- [To do]
For each entry below, copy the text exactly and leave out any picture.

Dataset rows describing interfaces
__________

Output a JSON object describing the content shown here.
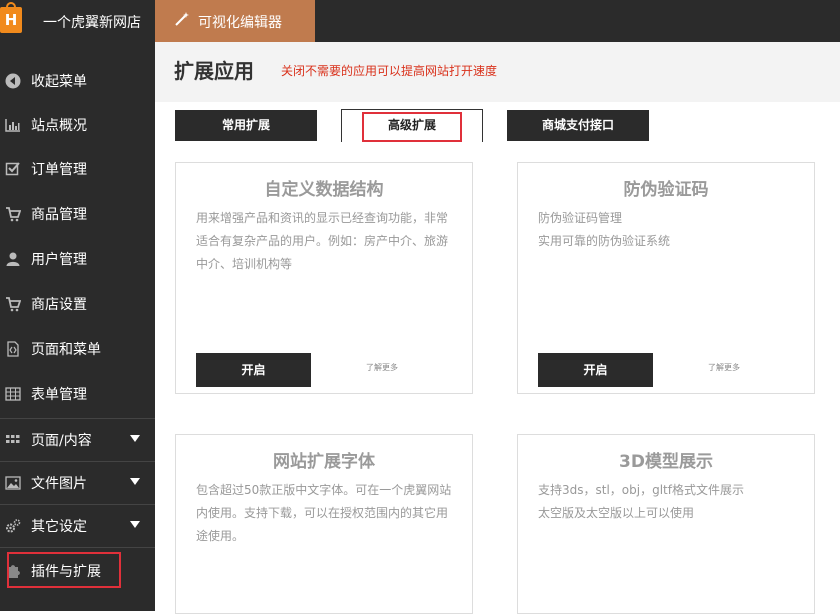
{
  "topbar": {
    "logo_letter": "H",
    "shop_name": "一个虎翼新网店",
    "editor_label": "可视化编辑器",
    "editor_icon": "magic-wand-icon"
  },
  "sidebar": {
    "items": [
      {
        "label": "收起菜单",
        "icon": "collapse-icon",
        "has_arrow": false
      },
      {
        "label": "站点概况",
        "icon": "bar-chart-icon",
        "has_arrow": false
      },
      {
        "label": "订单管理",
        "icon": "checkbox-icon",
        "has_arrow": false
      },
      {
        "label": "商品管理",
        "icon": "cart-icon",
        "has_arrow": false
      },
      {
        "label": "用户管理",
        "icon": "user-icon",
        "has_arrow": false
      },
      {
        "label": "商店设置",
        "icon": "cart-icon",
        "has_arrow": false
      },
      {
        "label": "页面和菜单",
        "icon": "code-file-icon",
        "has_arrow": false
      },
      {
        "label": "表单管理",
        "icon": "table-icon",
        "has_arrow": false
      },
      {
        "label": "页面/内容",
        "icon": "grid-icon",
        "has_arrow": true
      },
      {
        "label": "文件图片",
        "icon": "image-icon",
        "has_arrow": true
      },
      {
        "label": "其它设定",
        "icon": "gears-icon",
        "has_arrow": true
      },
      {
        "label": "插件与扩展",
        "icon": "puzzle-icon",
        "has_arrow": false
      }
    ]
  },
  "header": {
    "title": "扩展应用",
    "hint": "关闭不需要的应用可以提高网站打开速度"
  },
  "tabs": [
    {
      "label": "常用扩展",
      "active": false
    },
    {
      "label": "高级扩展",
      "active": true
    },
    {
      "label": "商城支付接口",
      "active": false
    }
  ],
  "cards": [
    {
      "title": "自定义数据结构",
      "desc": [
        "用来增强产品和资讯的显示已经查询功能，非常适合有复杂产品的用户。例如：房产中介、旅游中介、培训机构等"
      ],
      "button": "开启",
      "more": "了解更多"
    },
    {
      "title": "防伪验证码",
      "desc": [
        "防伪验证码管理",
        "实用可靠的防伪验证系统"
      ],
      "button": "开启",
      "more": "了解更多"
    },
    {
      "title": "网站扩展字体",
      "desc": [
        "包含超过50款正版中文字体。可在一个虎翼网站内使用。支持下载，可以在授权范围内的其它用途使用。"
      ]
    },
    {
      "title": "3D模型展示",
      "desc": [
        "支持3ds，stl，obj，gltf格式文件展示",
        "太空版及太空版以上可以使用"
      ]
    }
  ],
  "colors": {
    "dark": "#2b2b2b",
    "brand_orange": "#f18a1c",
    "editor_tab": "#c07b4e",
    "hint_red": "#d9311b",
    "highlight_red": "#e0303a"
  }
}
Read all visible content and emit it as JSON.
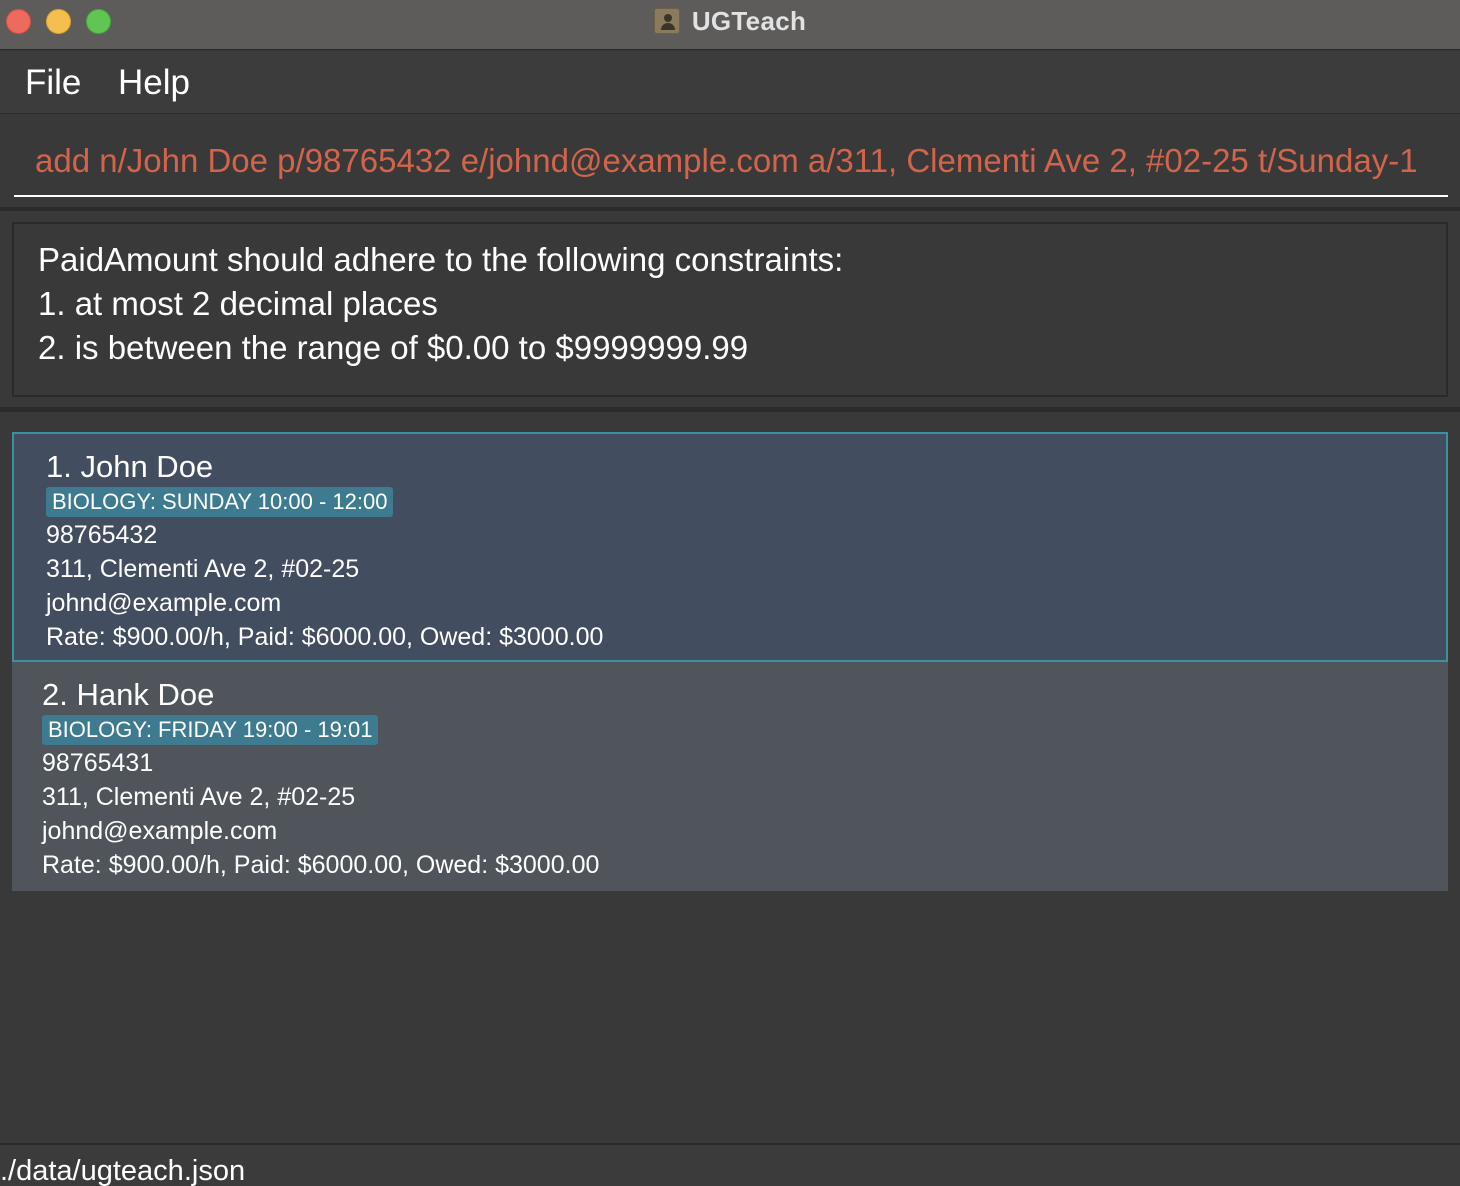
{
  "window": {
    "title": "UGTeach",
    "icon": "app-contacts-icon"
  },
  "menu": {
    "items": [
      {
        "label": "File"
      },
      {
        "label": "Help"
      }
    ]
  },
  "command_box": {
    "value": "add n/John Doe p/98765432 e/johnd@example.com a/311, Clementi Ave 2, #02-25 t/Sunday-1"
  },
  "result_display": {
    "lines": [
      "PaidAmount should adhere to the following constraints:",
      "1. at most 2 decimal places",
      "2. is between the range of $0.00 to $9999999.99"
    ]
  },
  "persons": [
    {
      "name": "1. John Doe",
      "tag": "BIOLOGY: SUNDAY 10:00 - 12:00",
      "phone": "98765432",
      "address": "311, Clementi Ave 2, #02-25",
      "email": "johnd@example.com",
      "payment": "Rate: $900.00/h, Paid: $6000.00, Owed: $3000.00",
      "selected": true
    },
    {
      "name": "2. Hank Doe",
      "tag": "BIOLOGY: FRIDAY 19:00 - 19:01",
      "phone": "98765431",
      "address": "311, Clementi Ave 2, #02-25",
      "email": "johnd@example.com",
      "payment": "Rate: $900.00/h, Paid: $6000.00, Owed: $3000.00",
      "selected": false
    }
  ],
  "status_bar": {
    "file_path": "./data/ugteach.json"
  },
  "colors": {
    "accent_command_text": "#d2644c",
    "tag_background": "#3e7b91",
    "selected_card_background": "#424d5f",
    "selected_card_border": "#3d8fa3",
    "card_background": "#4f555b"
  }
}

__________

- [Answer space]
Output a JSON object describing the content shown here.
{
  "topbar": {
    "logo_letter": "H",
    "shop_name": "一个虎翼新网店",
    "editor_label": "可视化编辑器",
    "editor_icon": "magic-wand-icon"
  },
  "sidebar": {
    "items": [
      {
        "label": "收起菜单",
        "icon": "collapse-icon",
        "has_arrow": false
      },
      {
        "label": "站点概况",
        "icon": "bar-chart-icon",
        "has_arrow": false
      },
      {
        "label": "订单管理",
        "icon": "checkbox-icon",
        "has_arrow": false
      },
      {
        "label": "商品管理",
        "icon": "cart-icon",
        "has_arrow": false
      },
      {
        "label": "用户管理",
        "icon": "user-icon",
        "has_arrow": false
      },
      {
        "label": "商店设置",
        "icon": "cart-icon",
        "has_arrow": false
      },
      {
        "label": "页面和菜单",
        "icon": "code-file-icon",
        "has_arrow": false
      },
      {
        "label": "表单管理",
        "icon": "table-icon",
        "has_arrow": false
      },
      {
        "label": "页面/内容",
        "icon": "grid-icon",
        "has_arrow": true
      },
      {
        "label": "文件图片",
        "icon": "image-icon",
        "has_arrow": true
      },
      {
        "label": "其它设定",
        "icon": "gears-icon",
        "has_arrow": true
      },
      {
        "label": "插件与扩展",
        "icon": "puzzle-icon",
        "has_arrow": false
      }
    ]
  },
  "header": {
    "title": "扩展应用",
    "hint": "关闭不需要的应用可以提高网站打开速度"
  },
  "tabs": [
    {
      "label": "常用扩展",
      "active": false
    },
    {
      "label": "高级扩展",
      "active": true
    },
    {
      "label": "商城支付接口",
      "active": false
    }
  ],
  "cards": [
    {
      "title": "自定义数据结构",
      "desc": [
        "用来增强产品和资讯的显示已经查询功能，非常适合有复杂产品的用户。例如：房产中介、旅游中介、培训机构等"
      ],
      "button": "开启",
      "more": "了解更多"
    },
    {
      "title": "防伪验证码",
      "desc": [
        "防伪验证码管理",
        "实用可靠的防伪验证系统"
      ],
      "button": "开启",
      "more": "了解更多"
    },
    {
      "title": "网站扩展字体",
      "desc": [
        "包含超过50款正版中文字体。可在一个虎翼网站内使用。支持下载，可以在授权范围内的其它用途使用。"
      ]
    },
    {
      "title": "3D模型展示",
      "desc": [
        "支持3ds，stl，obj，gltf格式文件展示",
        "太空版及太空版以上可以使用"
      ]
    }
  ],
  "colors": {
    "dark": "#2b2b2b",
    "brand_orange": "#f18a1c",
    "editor_tab": "#c07b4e",
    "hint_red": "#d9311b",
    "highlight_red": "#e0303a"
  }
}
Read all visible content and emit it as JSON.
{
  "window": {
    "title": "UGTeach",
    "icon": "app-contacts-icon"
  },
  "menu": {
    "items": [
      {
        "label": "File"
      },
      {
        "label": "Help"
      }
    ]
  },
  "command_box": {
    "value": "add n/John Doe p/98765432 e/johnd@example.com a/311, Clementi Ave 2, #02-25 t/Sunday-1"
  },
  "result_display": {
    "lines": [
      "PaidAmount should adhere to the following constraints:",
      "1. at most 2 decimal places",
      "2. is between the range of $0.00 to $9999999.99"
    ]
  },
  "persons": [
    {
      "name": "1. John Doe",
      "tag": "BIOLOGY: SUNDAY 10:00 - 12:00",
      "phone": "98765432",
      "address": "311, Clementi Ave 2, #02-25",
      "email": "johnd@example.com",
      "payment": "Rate: $900.00/h, Paid: $6000.00, Owed: $3000.00",
      "selected": true
    },
    {
      "name": "2. Hank Doe",
      "tag": "BIOLOGY: FRIDAY 19:00 - 19:01",
      "phone": "98765431",
      "address": "311, Clementi Ave 2, #02-25",
      "email": "johnd@example.com",
      "payment": "Rate: $900.00/h, Paid: $6000.00, Owed: $3000.00",
      "selected": false
    }
  ],
  "status_bar": {
    "file_path": "./data/ugteach.json"
  },
  "colors": {
    "accent_command_text": "#d2644c",
    "tag_background": "#3e7b91",
    "selected_card_background": "#424d5f",
    "selected_card_border": "#3d8fa3",
    "card_background": "#4f555b"
  }
}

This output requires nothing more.